If we're picking one album per artist, a lot of people would go with 2000's near-perfect The Marshall Mathers LP for Eminem, but if pressed, I always go with The Eminem Show because it feels like the grand finale to the classic Eminem era. The Marshall Mathers LP is just as essential, but Eminem as we came to know him doesn't exist without The Eminem Show.

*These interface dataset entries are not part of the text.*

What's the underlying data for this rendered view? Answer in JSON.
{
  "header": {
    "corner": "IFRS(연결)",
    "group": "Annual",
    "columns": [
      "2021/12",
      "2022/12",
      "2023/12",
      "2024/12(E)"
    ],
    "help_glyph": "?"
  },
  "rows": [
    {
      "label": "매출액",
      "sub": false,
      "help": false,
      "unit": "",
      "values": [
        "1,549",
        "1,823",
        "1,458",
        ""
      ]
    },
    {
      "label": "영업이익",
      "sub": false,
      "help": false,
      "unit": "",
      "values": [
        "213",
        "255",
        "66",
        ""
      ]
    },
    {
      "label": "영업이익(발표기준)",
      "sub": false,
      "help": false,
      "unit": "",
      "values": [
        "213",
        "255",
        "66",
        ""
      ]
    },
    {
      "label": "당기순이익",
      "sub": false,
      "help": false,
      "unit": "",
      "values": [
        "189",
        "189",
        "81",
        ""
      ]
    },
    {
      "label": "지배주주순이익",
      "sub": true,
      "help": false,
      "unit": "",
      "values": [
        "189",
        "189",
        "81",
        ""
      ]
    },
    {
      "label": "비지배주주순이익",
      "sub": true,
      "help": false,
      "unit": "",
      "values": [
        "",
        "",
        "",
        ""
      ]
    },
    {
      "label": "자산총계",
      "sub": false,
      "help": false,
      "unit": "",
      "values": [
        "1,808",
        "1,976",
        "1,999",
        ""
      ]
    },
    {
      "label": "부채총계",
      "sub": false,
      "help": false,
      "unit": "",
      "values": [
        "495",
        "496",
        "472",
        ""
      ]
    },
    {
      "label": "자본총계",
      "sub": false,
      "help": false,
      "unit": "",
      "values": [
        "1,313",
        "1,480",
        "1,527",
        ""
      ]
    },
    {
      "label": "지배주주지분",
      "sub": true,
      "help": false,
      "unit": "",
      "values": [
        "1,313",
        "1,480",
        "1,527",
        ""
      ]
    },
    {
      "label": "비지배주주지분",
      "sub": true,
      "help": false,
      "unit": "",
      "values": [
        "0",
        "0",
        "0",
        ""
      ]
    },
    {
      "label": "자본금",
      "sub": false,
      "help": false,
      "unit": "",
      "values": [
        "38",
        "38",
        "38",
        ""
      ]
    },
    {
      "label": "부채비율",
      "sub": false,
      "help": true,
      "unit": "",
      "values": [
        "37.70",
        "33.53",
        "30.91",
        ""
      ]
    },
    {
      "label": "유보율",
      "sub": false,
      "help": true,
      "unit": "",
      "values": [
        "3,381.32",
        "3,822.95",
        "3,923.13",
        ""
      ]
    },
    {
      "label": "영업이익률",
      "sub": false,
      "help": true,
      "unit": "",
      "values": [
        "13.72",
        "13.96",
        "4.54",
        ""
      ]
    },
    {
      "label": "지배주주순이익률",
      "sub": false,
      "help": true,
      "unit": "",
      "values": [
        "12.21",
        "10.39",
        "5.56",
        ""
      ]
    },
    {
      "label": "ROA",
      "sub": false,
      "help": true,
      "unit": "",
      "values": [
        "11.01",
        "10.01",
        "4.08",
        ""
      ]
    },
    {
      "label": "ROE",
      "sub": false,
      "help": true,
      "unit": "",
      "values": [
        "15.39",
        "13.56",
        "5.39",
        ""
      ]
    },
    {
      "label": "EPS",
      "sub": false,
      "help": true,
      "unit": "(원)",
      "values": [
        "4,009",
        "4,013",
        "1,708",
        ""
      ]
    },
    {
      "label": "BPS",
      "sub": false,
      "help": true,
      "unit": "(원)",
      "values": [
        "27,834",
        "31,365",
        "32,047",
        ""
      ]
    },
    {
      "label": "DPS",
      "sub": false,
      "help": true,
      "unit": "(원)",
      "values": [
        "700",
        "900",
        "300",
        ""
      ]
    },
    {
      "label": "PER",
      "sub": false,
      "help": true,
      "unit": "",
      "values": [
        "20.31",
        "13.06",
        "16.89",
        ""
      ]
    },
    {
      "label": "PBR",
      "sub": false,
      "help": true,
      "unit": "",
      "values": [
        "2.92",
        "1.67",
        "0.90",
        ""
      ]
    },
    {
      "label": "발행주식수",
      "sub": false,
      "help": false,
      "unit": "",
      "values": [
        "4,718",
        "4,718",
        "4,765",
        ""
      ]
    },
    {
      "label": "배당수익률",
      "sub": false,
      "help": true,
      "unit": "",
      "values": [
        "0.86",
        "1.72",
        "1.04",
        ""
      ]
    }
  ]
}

An artist who almost always knew how to title an album, Marshall Mathers introduced the world to his massively offensive alter-ego Slim Shady on 1999's The Slim Shady LP, he introduced us to the man behind the madness on The Marshall Mathers LP, and he took a look at the impact Eminem the artist had on the world with The Eminem Show. (He also admitted the show was over with 2004's Encore, and then made a series of failed comeback attempts with Relapse, Recovery, The Marshall Mathers LP 2, and Revival, before finally abandoning this trend on the still-just-okay-sounding Kamikaze and Music to Be Murdered By.) Eminem catapulted to the forefront of rap because of white privilege but also became a scapegoat for everything white suburban conservatives hated about rap, and there's perhaps no better response to all of it than "White America," the first proper song on The Eminem Show. And then there's "Sing for the Moment." The Marshall Mathers LP gave us "Stan," a Dido-sampling ballad about the real-life dangers of toxic fandom and the importance of mental health, and The Eminem Show gave us "Sing for the Moment," an Aerosmith-sampling ballad about the importance of rap music to young kids amidst backlash from the media, the government, and scared parents. You might argue that song ruined white rap forever (and also unfortunately convinced Eminem he needed more and more ballads on later albums), but it also spoke directly to and validated the feelings of a lot of kids who needed to hear it. The Eminem Show also attacked George W. Bush ("Square Dance"), took on personal issues like the toll fame takes on a person ("Say Goodbye Hollywood") and fatherhood ("Hailie's Song"), and also reminded the world Eminem was still better than most people at making straight-up rap songs ("Business"). One of three songs on The Eminem Show produced by the man who made Eminem a star, Dr. Dre, "Business" found Eminem packing so many career-best punchlines over a top-tier Dre beat, reminding us that -- when you put all the baggage associated with Eminem aside -- he was truly one of the greats at the pure art of rapping.